UPDATE: Herndon police reported on Saturday, July 2, that Fany Torres Gonzales is back home safe. Juana Paola Delgado is still missing.
Herndon police are calling on the public to help them locate two 15-year-old girls. While both are technically runaways, police in Herndon have now adopted a practice of trying to bring runaways home.
Police say worry grows with each passing day that a runaway doesn't return. Their focus right now is on these two girls.
"The reason why we look for these kids so hard is, one, because the lack of knowledge they have when they are walking out and what they are walking into; two, the fact is they are walking into situations [that] although they may control how they leave [home], they may not be able to control how they get back," said Herndon Police Chief Maggie DeBoard.
Juana Paola Delgado was a honor student at Herndon Middle School when she left home in April. Herndon High School student Fany Torres Gonzales has been gone since February. Her mother (who asked that her name not be used) says she brought her daughter to Herndon from El Salvador two years ago, but it's been a difficult adjustment.
"I was strict with her because I wanted something better for her but it seems like that's not what she wanted."
Now that her daughter's gone, she says it's often difficult to sleep.
"It's not easy," said Torres Gonzalez' mother. "I lay down and I know I'm safe but I don't know where she is, if she's eating, if she's sleeping."
The more intensive approach to locating runaways started about two years ago.
Herndon patrol officers begin a search as soon as a parent reports a child has left. If they aren't found within 48 hours, detectives in the criminal investigative section take over. Before the new initiative, they used to wait three days.
"I've decided to amp this up and amp up our investigations so we can locate these children as fast a possible," said the detective leading the effort. NBC4 is not using his name due to his undercover work.
"My goal is to have zero missing kids from the town of Herndon," he said.
As a member of the Internet Crimes Against Children task force, the detective also knows well the dangers for runaways.
"The longer a child is gone, the more dangerous it is," he said. "So there is potential sex trafficking, there's potential of bodily harm. These child don't have income so they have to find their way of getting some type of income."
Torres' mother broke into tears when asked about her fears.
"It worries me because we are in a country where you don't really know the people here and you don't get anything for free," she said. "And I don't know what she could be doing to survive."
Herndon police urge all parents and guardians to report runaways as soon as they fail to return home. Anyone under the age of 21 can be reported as a runaway.
"If your child is missing or has left voluntarily we want you to report them because we want to look for them, find them and make sure they are safe," said Chief DeBoard.
Herndon police also hope that when people see fliers of runaways they will take a close look. They also urge the public to periodically review the photos of juveniles posted on the National Center for Missing and Exploited Children web site.

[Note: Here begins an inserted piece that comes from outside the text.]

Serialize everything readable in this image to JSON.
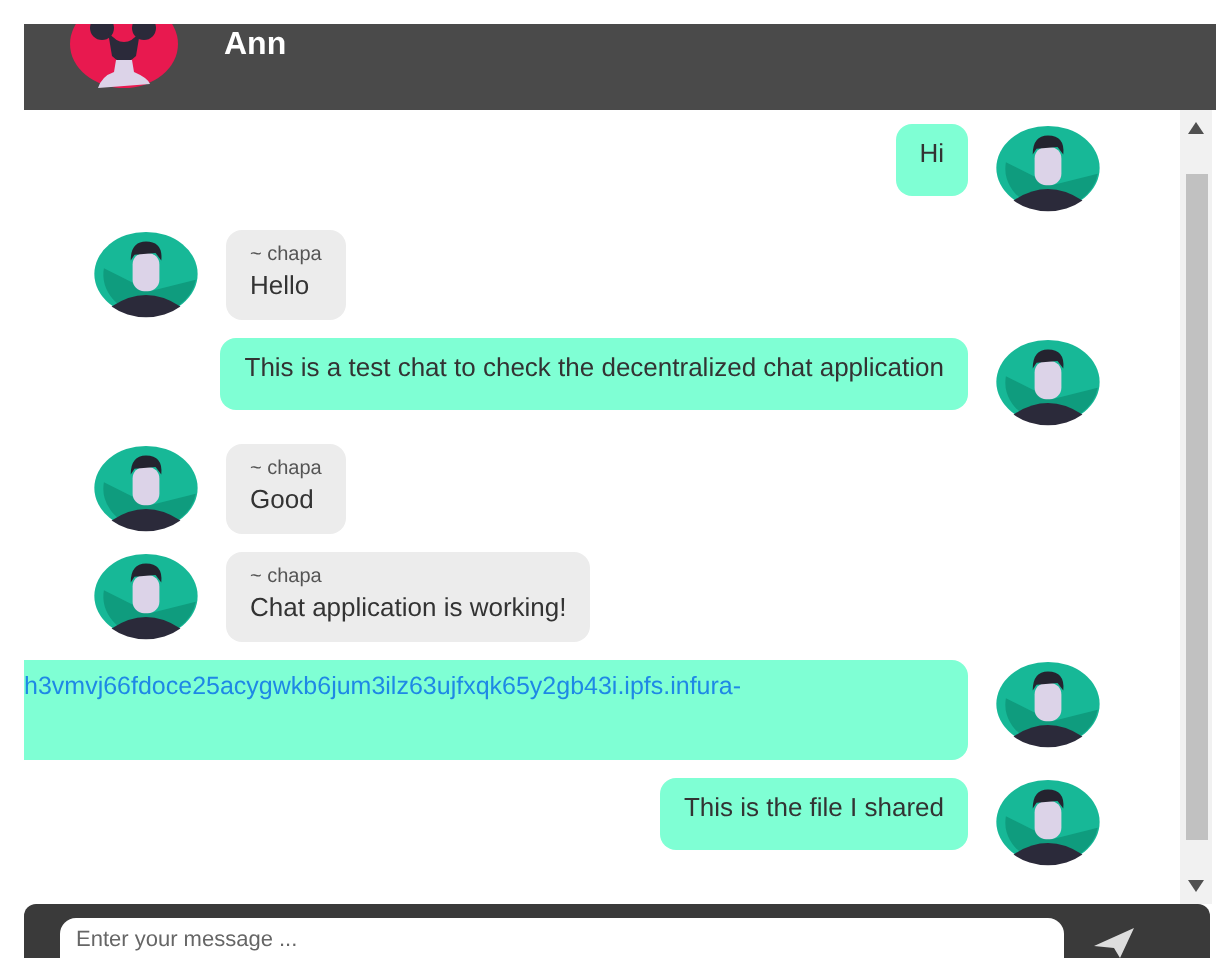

The detective says recent success story validates their persistence -- a girl missing for nine months was located nearby in Loudoun County. Now she's back in a special school program and doing well.